Step 4: Bake until the almonds are golden and the frangipane is slightly puffed and set but still soft, 18-20 minutes. Serve warm or at room temperature, dusted with powdered sugar.
Bouchon Apple Butter . . .
- makes about 3 cups
- 3 hours 30 minutes
To make his apple pie, Scott Wheatfill, the pastry chef at Las Vegas' Bouchon restaurant, uses a pure apple butter made with only the fruit and a splash of cider. Slow-roasting the apples concentrates their sweetness and cooks off excess moisture, creating a sauce that is thick enough to stick to a spoon when it's held upside down.
18 semisweet apples, such as Fuji, peeled, quartered, and seeded
6 tbsp. unsweetened apple cider

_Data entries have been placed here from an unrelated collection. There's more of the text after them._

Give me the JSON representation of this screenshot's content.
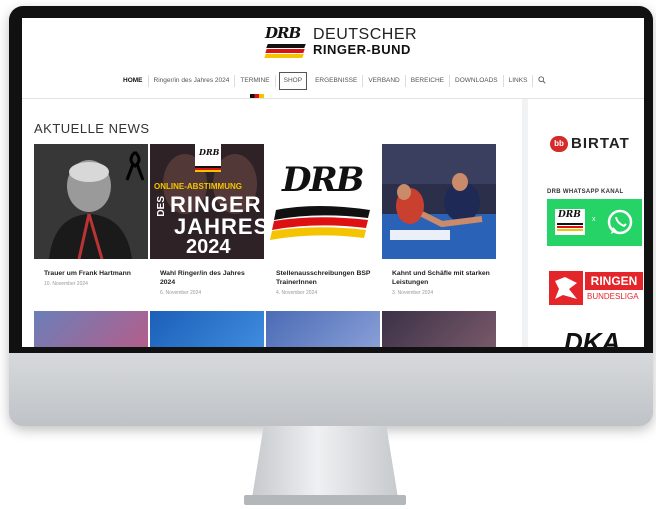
{
  "logo": {
    "mark_text": "DRB",
    "line1": "DEUTSCHER",
    "line2": "RINGER-BUND"
  },
  "nav": {
    "items": [
      "HOME",
      "Ringer/in des Jahres 2024",
      "TERMINE",
      "SHOP",
      "ERGEBNISSE",
      "VERBAND",
      "BEREICHE",
      "DOWNLOADS",
      "LINKS"
    ],
    "search_icon": "magnifier"
  },
  "news": {
    "section_title": "AKTUELLE NEWS",
    "cards": [
      {
        "title": "Trauer um Frank Hartmann",
        "date": "10. November 2024"
      },
      {
        "title": "Wahl Ringer/in des Jahres 2024",
        "date": "6. November 2024",
        "thumb_lines": [
          "ONLINE-ABSTIMMUNG",
          "DES",
          "RINGER",
          "JAHRES",
          "2024"
        ],
        "thumb_badge": "DRB"
      },
      {
        "title": "Stellenausschreibungen BSP TrainerInnen",
        "date": "4. November 2024",
        "thumb_logo": "DRB"
      },
      {
        "title": "Kahnt und Schäfle mit starken Leistungen",
        "date": "3. November 2024"
      }
    ]
  },
  "sidebar": {
    "birtat": {
      "mark": "bb",
      "name": "BIRTAT"
    },
    "whatsapp": {
      "label": "DRB WHATSAPP KANAL",
      "logo": "DRB",
      "separator": "x"
    },
    "ringen": {
      "title": "RINGEN",
      "subtitle": "BUNDESLIGA"
    },
    "dka": "DKA"
  },
  "colors": {
    "accent_red": "#e4262a",
    "whatsapp_green": "#25d366",
    "german_black": "#111111",
    "german_red": "#dd1111",
    "german_gold": "#f5c400"
  }
}
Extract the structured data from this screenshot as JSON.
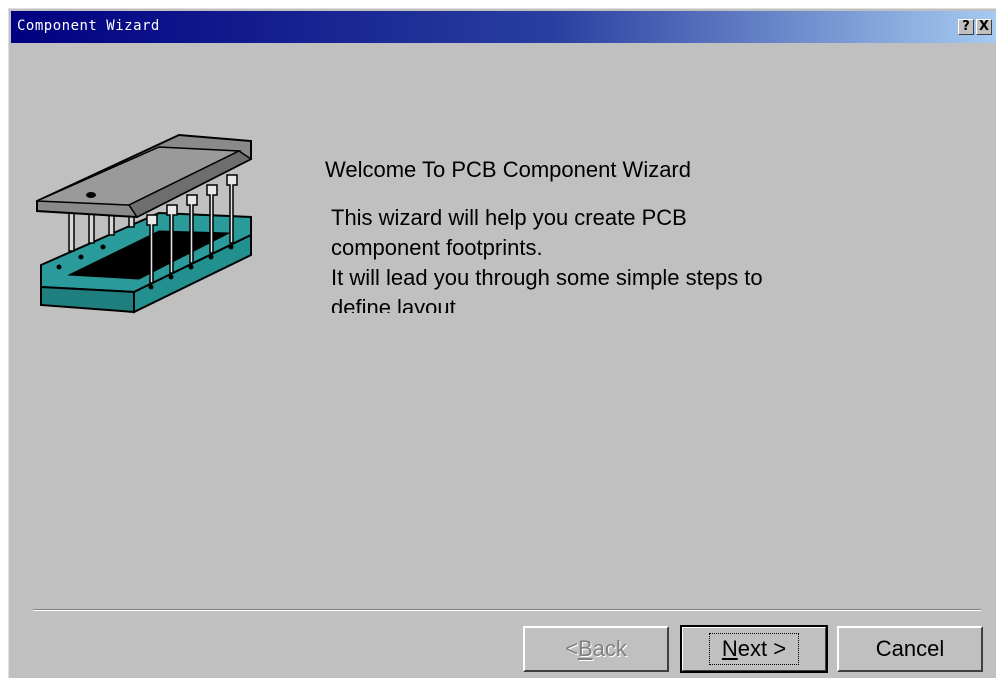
{
  "window": {
    "title": "Component Wizard",
    "help_button": "?",
    "close_button": "X"
  },
  "welcome": {
    "title": "Welcome To PCB Component Wizard",
    "description_lines": [
      "This wizard will help you create PCB",
      "component footprints.",
      "It will lead you through some simple steps to",
      "define layout"
    ]
  },
  "buttons": {
    "back": {
      "prefix": "< ",
      "accel": "B",
      "rest": "ack",
      "enabled": false
    },
    "next": {
      "accel": "N",
      "rest": "ext >",
      "enabled": true
    },
    "cancel": {
      "label": "Cancel",
      "enabled": true
    }
  },
  "colors": {
    "titlebar_start": "#000080",
    "titlebar_end": "#a6caf0",
    "dialog_bg": "#c0c0c0",
    "socket_teal": "#2a9a9a",
    "chip_gray": "#8a8a8a"
  },
  "icons": [
    "ic-chip-socket-illustration",
    "help-icon",
    "close-icon"
  ]
}
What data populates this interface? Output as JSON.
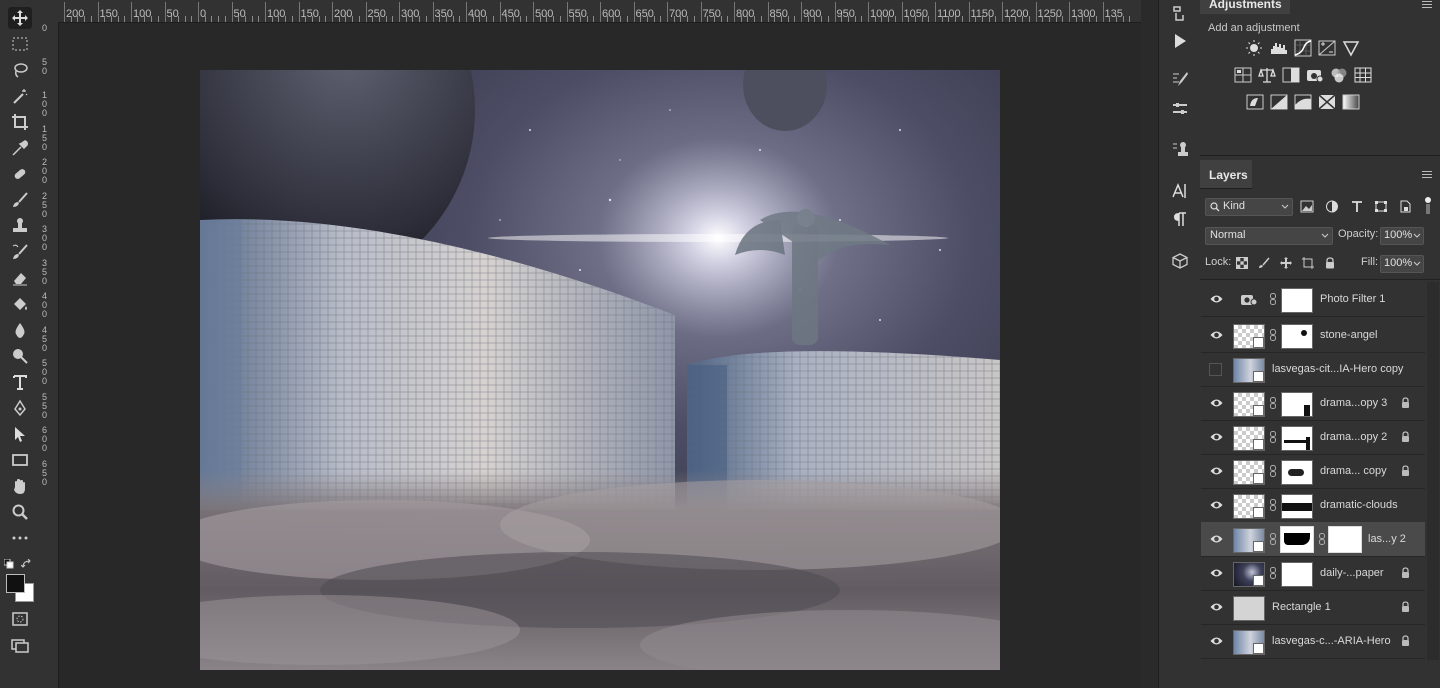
{
  "ruler": {
    "top_labels": [
      "200",
      "150",
      "100",
      "50",
      "0",
      "50",
      "100",
      "150",
      "200",
      "250",
      "300",
      "350",
      "400",
      "450",
      "500",
      "550",
      "600",
      "650",
      "700",
      "750",
      "800",
      "850",
      "900",
      "950",
      "1000",
      "1050",
      "1100",
      "1150",
      "1200",
      "1250",
      "1300",
      "135"
    ],
    "left_labels": [
      "0",
      "5\n0",
      "1\n0\n0",
      "1\n5\n0",
      "2\n0\n0",
      "2\n5\n0",
      "3\n0\n0",
      "3\n5\n0",
      "4\n0\n0",
      "4\n5\n0",
      "5\n0\n0",
      "5\n5\n0",
      "6\n0\n0",
      "6\n5\n0"
    ]
  },
  "tools": [
    "move-icon",
    "rectangular-marquee-icon",
    "lasso-icon",
    "magic-wand-icon",
    "crop-icon",
    "eyedropper-icon",
    "healing-brush-icon",
    "brush-icon",
    "clone-stamp-icon",
    "history-brush-icon",
    "eraser-icon",
    "paint-bucket-icon",
    "blur-icon",
    "dodge-icon",
    "type-icon",
    "pen-icon",
    "path-selection-icon",
    "rectangle-icon",
    "hand-icon",
    "zoom-icon",
    "more-tools-icon"
  ],
  "colors": {
    "foreground": "#111111",
    "background": "#ffffff",
    "selection": "#4a4a4a",
    "panel": "#323232"
  },
  "adjustments": {
    "tab": "Adjustments",
    "subtitle": "Add an adjustment",
    "row1": [
      "brightness-contrast-icon",
      "levels-icon",
      "curves-icon",
      "exposure-icon",
      "vibrance-icon"
    ],
    "row2": [
      "hue-saturation-icon",
      "color-balance-icon",
      "black-white-icon",
      "photo-filter-icon",
      "channel-mixer-icon",
      "color-lookup-icon"
    ],
    "row3": [
      "invert-icon",
      "posterize-icon",
      "threshold-icon",
      "selective-color-icon",
      "gradient-map-icon"
    ]
  },
  "layers": {
    "tab": "Layers",
    "filter_kind": "Kind",
    "blend_mode": "Normal",
    "opacity_label": "Opacity:",
    "opacity_value": "100%",
    "lock_label": "Lock:",
    "fill_label": "Fill:",
    "fill_value": "100%",
    "items": [
      {
        "name": "Photo Filter 1",
        "visible": true,
        "locked": false,
        "type": "adjustment"
      },
      {
        "name": "stone-angel",
        "visible": true,
        "locked": false,
        "type": "smart-masked"
      },
      {
        "name": "lasvegas-cit...IA-Hero copy",
        "visible": false,
        "locked": false,
        "type": "image"
      },
      {
        "name": "drama...opy 3",
        "visible": true,
        "locked": true,
        "type": "smart-masked"
      },
      {
        "name": "drama...opy 2",
        "visible": true,
        "locked": true,
        "type": "smart-masked"
      },
      {
        "name": "drama... copy",
        "visible": true,
        "locked": true,
        "type": "smart-masked"
      },
      {
        "name": "dramatic-clouds",
        "visible": true,
        "locked": false,
        "type": "smart-masked"
      },
      {
        "name": "las...y 2",
        "visible": true,
        "locked": false,
        "type": "double-masked",
        "selected": true
      },
      {
        "name": "daily-...paper",
        "visible": true,
        "locked": true,
        "type": "smart-masked"
      },
      {
        "name": "Rectangle 1",
        "visible": true,
        "locked": true,
        "type": "shape"
      },
      {
        "name": "lasvegas-c...-ARIA-Hero",
        "visible": true,
        "locked": true,
        "type": "image"
      }
    ]
  }
}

Step 1: Heat oven to 375°. Spread apples in a single layer on greased baking sheets; bake, stirring and rotating baking sheets occasionally, until apples are dark and caramelized, about 3 hours. Let apples cool slightly, then transfer to a blender. Add apple cider, and purée, scraping down sides as needed, until mixture is completely smooth. Store in an airtight container in the refrigerator up to 1 month.